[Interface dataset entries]
┌──
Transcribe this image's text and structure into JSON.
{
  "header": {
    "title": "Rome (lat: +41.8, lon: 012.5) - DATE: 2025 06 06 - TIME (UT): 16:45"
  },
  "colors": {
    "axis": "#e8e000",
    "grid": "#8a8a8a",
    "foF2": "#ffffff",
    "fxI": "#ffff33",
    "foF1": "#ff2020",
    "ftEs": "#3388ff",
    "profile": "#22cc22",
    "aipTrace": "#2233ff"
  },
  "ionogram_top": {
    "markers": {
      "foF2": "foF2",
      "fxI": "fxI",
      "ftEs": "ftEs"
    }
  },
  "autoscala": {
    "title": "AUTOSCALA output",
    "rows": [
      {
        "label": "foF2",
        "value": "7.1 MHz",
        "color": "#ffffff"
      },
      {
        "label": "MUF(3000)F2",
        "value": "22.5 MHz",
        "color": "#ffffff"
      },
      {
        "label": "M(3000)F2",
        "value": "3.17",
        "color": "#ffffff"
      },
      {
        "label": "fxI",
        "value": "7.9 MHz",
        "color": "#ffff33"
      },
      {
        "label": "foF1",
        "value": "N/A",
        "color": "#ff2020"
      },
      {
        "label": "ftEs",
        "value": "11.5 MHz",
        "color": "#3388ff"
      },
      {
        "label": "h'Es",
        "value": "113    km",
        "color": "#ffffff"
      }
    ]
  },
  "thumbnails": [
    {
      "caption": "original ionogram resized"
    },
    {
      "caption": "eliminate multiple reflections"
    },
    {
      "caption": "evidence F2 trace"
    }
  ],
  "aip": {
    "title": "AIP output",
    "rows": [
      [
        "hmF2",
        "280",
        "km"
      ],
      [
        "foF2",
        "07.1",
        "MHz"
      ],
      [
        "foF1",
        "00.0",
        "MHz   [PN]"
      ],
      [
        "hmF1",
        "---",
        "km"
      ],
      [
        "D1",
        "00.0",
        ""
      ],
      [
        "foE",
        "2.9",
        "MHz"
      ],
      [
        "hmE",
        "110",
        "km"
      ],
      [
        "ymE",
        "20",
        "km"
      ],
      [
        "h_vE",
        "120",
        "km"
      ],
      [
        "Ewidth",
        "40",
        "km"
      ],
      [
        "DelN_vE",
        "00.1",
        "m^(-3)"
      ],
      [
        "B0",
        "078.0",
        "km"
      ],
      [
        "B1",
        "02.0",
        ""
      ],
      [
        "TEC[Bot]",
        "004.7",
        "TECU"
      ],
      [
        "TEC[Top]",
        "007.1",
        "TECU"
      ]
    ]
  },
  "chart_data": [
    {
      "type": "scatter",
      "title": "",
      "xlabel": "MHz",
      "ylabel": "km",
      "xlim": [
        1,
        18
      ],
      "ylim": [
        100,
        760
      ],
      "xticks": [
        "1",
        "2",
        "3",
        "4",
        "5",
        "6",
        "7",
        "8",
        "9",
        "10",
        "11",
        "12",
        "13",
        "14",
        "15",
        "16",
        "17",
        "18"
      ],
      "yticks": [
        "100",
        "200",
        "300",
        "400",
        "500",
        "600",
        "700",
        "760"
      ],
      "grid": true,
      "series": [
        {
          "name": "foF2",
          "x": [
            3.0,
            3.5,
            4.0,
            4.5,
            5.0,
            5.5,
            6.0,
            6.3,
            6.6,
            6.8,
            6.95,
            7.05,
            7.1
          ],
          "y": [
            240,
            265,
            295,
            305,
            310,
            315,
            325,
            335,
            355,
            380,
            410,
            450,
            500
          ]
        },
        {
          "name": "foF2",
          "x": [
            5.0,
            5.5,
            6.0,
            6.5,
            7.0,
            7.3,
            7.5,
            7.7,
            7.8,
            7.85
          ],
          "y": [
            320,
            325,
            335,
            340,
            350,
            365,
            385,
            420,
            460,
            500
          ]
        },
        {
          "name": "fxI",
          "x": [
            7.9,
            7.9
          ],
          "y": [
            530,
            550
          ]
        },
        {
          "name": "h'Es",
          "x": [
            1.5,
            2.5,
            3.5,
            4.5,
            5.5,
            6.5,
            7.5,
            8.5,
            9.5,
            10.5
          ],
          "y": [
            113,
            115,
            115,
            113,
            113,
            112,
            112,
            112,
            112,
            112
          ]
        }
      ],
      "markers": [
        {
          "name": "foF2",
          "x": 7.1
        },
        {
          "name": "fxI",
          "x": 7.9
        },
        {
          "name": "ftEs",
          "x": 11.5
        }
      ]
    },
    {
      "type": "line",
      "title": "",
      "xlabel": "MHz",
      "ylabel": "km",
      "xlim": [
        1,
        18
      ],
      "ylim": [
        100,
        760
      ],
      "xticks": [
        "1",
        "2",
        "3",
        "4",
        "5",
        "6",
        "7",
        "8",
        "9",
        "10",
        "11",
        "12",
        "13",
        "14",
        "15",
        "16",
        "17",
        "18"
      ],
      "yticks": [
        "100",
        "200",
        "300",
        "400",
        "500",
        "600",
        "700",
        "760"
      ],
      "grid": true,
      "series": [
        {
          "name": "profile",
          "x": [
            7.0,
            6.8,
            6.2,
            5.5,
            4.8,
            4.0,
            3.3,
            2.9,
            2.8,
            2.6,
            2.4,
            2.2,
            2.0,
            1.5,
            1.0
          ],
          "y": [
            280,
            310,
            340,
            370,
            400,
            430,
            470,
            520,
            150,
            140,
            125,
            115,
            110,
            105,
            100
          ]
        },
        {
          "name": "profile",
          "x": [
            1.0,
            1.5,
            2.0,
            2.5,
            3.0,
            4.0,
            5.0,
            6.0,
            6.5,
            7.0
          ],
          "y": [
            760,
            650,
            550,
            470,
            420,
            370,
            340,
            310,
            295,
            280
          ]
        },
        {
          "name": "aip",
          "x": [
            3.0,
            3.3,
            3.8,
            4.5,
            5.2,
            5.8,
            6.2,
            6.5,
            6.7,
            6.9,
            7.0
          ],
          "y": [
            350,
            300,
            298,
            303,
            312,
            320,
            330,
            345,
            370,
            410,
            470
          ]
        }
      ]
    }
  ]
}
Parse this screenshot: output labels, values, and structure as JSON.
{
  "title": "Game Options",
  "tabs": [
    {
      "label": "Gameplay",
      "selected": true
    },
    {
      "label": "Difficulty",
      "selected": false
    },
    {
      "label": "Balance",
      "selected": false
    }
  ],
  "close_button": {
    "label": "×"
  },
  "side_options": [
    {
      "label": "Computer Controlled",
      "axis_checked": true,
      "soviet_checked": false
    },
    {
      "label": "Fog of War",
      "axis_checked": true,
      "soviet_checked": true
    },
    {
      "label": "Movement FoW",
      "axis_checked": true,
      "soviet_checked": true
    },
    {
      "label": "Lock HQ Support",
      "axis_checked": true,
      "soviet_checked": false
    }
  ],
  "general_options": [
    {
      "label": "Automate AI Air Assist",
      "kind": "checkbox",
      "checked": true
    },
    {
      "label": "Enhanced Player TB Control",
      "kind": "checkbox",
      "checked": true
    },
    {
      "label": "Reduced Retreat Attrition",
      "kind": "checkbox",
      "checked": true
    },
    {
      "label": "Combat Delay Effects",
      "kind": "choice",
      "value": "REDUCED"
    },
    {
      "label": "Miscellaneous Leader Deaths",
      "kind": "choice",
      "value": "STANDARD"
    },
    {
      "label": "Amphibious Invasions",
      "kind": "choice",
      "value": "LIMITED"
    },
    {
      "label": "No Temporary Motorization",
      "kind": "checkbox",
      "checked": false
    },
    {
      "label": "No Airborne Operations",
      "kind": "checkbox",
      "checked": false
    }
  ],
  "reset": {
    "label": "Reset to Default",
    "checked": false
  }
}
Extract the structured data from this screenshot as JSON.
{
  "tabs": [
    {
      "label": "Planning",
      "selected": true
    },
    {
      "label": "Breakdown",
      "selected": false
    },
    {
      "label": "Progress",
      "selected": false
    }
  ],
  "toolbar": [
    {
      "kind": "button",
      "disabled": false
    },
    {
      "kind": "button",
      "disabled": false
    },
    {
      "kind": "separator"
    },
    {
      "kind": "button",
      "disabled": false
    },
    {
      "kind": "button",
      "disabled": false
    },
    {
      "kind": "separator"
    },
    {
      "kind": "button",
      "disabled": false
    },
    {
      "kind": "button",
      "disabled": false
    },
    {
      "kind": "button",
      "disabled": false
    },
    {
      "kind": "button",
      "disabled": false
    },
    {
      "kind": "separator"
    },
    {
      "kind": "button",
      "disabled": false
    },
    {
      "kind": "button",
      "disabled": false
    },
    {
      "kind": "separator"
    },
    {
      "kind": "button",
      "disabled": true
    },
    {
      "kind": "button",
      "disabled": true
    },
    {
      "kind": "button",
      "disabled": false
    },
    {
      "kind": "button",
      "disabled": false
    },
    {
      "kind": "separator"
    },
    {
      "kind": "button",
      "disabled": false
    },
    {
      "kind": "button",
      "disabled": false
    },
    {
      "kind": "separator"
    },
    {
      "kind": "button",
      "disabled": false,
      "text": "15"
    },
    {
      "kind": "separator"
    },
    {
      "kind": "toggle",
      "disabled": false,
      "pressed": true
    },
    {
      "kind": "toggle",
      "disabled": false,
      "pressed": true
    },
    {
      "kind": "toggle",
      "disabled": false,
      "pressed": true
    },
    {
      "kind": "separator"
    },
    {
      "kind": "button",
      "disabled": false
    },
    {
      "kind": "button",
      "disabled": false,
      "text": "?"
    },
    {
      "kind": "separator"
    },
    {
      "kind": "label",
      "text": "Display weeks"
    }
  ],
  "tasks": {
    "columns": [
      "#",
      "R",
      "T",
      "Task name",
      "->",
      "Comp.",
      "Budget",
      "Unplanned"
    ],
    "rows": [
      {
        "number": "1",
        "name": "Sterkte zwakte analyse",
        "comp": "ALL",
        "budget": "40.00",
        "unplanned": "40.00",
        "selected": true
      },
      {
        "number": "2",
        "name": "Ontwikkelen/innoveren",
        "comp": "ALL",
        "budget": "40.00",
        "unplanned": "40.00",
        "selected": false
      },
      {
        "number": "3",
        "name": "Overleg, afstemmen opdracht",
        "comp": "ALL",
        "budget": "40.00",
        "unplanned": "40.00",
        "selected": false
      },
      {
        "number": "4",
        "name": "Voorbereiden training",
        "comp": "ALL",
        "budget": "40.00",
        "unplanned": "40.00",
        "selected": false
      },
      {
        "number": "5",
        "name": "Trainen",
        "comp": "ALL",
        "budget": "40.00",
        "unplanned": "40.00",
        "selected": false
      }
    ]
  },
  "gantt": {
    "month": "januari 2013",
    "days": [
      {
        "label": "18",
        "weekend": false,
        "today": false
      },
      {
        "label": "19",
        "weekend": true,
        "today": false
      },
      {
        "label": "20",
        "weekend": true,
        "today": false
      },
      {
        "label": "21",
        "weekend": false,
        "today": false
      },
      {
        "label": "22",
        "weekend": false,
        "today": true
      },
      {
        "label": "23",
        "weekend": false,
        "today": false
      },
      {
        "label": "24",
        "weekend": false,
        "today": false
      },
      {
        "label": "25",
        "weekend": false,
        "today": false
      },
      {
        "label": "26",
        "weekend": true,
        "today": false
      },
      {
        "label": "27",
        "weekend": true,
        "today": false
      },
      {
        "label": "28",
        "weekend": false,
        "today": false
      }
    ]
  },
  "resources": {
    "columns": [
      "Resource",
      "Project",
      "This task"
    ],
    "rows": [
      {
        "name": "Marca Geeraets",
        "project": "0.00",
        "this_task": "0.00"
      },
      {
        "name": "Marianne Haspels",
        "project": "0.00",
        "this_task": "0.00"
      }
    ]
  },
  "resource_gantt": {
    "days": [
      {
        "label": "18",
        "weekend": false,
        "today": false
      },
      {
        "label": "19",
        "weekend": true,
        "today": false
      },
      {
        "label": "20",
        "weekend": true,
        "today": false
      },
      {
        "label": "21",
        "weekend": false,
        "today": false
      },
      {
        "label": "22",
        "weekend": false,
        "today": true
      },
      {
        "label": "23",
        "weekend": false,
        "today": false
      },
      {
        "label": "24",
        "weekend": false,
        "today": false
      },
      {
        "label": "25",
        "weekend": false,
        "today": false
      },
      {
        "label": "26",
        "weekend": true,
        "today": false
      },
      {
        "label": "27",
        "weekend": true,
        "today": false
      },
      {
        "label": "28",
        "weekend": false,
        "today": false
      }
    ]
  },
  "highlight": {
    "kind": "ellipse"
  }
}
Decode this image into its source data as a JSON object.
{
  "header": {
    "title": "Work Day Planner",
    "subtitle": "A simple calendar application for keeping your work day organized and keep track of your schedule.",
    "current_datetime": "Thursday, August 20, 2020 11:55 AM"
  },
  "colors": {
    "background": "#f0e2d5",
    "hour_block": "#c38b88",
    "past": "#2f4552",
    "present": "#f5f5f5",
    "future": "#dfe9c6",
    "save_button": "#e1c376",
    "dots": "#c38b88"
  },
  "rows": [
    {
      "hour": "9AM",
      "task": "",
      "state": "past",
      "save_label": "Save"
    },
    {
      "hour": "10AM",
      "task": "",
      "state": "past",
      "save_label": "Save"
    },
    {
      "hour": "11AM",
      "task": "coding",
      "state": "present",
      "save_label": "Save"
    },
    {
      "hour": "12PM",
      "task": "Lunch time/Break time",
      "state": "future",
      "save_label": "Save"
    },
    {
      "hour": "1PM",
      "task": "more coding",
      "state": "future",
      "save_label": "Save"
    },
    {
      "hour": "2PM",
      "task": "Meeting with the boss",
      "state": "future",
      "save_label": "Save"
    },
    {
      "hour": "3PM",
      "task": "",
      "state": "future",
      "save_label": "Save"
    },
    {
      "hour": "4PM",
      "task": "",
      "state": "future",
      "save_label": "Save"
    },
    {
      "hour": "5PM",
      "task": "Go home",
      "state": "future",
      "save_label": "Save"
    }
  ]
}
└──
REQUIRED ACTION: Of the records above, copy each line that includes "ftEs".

FINISHED EXERCISE:
    "ftEs": "#3388ff",
      "ftEs": "ftEs"
        "label": "ftEs",
          "name": "ftEs",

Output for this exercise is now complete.